The updated life expectancy tables may also impact the application of the additional 10% tax on early distributions since plans are permitted to use these tables to determine whether the exception under IRC Section 72(t) applies. The exception provides that the 10% tax will not apply if the distribution is taken as a series of substantially equal period payments made for the life (or life expectancy) of the employee or joint lives (or joint life expectancies) of the employee and his/her beneficiary.
The Treasury Department and the IRS anticipate that they will review the tables (with possible updates) in the future at the earlier of 10 years or whenever a new study of individual annuity mortality experience is published.
Plan sponsors need not worry about having to amend their plans for these changes—life expectancy and distribution period tables are virtually never contained in plan documents.

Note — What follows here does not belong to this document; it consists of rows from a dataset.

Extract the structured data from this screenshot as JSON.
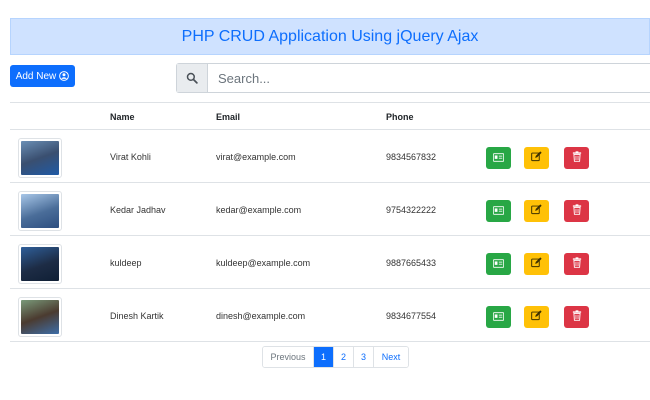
{
  "header": {
    "title": "PHP CRUD Application Using jQuery Ajax"
  },
  "toolbar": {
    "add_label": "Add New"
  },
  "search": {
    "placeholder": "Search..."
  },
  "table": {
    "columns": [
      "",
      "Name",
      "Email",
      "Phone",
      ""
    ],
    "rows": [
      {
        "name": "Virat Kohli",
        "email": "virat@example.com",
        "phone": "9834567832"
      },
      {
        "name": "Kedar Jadhav",
        "email": "kedar@example.com",
        "phone": "9754322222"
      },
      {
        "name": "kuldeep",
        "email": "kuldeep@example.com",
        "phone": "9887665433"
      },
      {
        "name": "Dinesh Kartik",
        "email": "dinesh@example.com",
        "phone": "9834677554"
      }
    ]
  },
  "pagination": {
    "previous": "Previous",
    "pages": [
      "1",
      "2",
      "3"
    ],
    "next": "Next",
    "current": "1"
  },
  "colors": {
    "primary": "#0d6efd",
    "success": "#28a745",
    "warning": "#ffc107",
    "danger": "#dc3545",
    "banner_bg": "#cfe2ff"
  },
  "icons": {
    "add": "user-circle-icon",
    "search": "search-icon",
    "view": "id-card-icon",
    "edit": "edit-icon",
    "delete": "trash-icon"
  }
}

But they may want to check with their recordkeepers to make sure the recordkeepers have set up their systems to calculate required minimum distributions according to the new regulations.
Lifetime Income Illustration
Plan sponsors of defined contribution plans must begin providing lifetime income illustrations to participants at least annually.
Expiration of One-Year Toll Under COVID-19 Relief
Guidance issued in 2020 by the US Department of Labor’s Employee Benefits Security Administration provides relief for plan sponsors and participants/beneficiaries in meeting disclosure and other activity deadlines under a plan. This relief may extend no longer than one year by statute. Therefore, any period of relief that began in 2021 must end no later than (one year later) in 2022.
Expiration of Temporary Relief from Requiring In-Person Participant Elections and Spousal Consent
As of this publication date, temporary relief that the IRS provided from the requirement that certain plan elections be witnessed in person will expire on July 1, 2022.
Deadline to Formally Adopt CARES Act and SECURE Act Amendments
Optional and mandatory changes under the Coronavirus Aid, Relief, and Economic Security (CARES) Act and the SECURE Act must be adopted by the last day of the 2022 plan year.
If you have any questions or would like more information on the issues discussed in this LawFlash, please contact any of the following Morgan Lewis lawyers: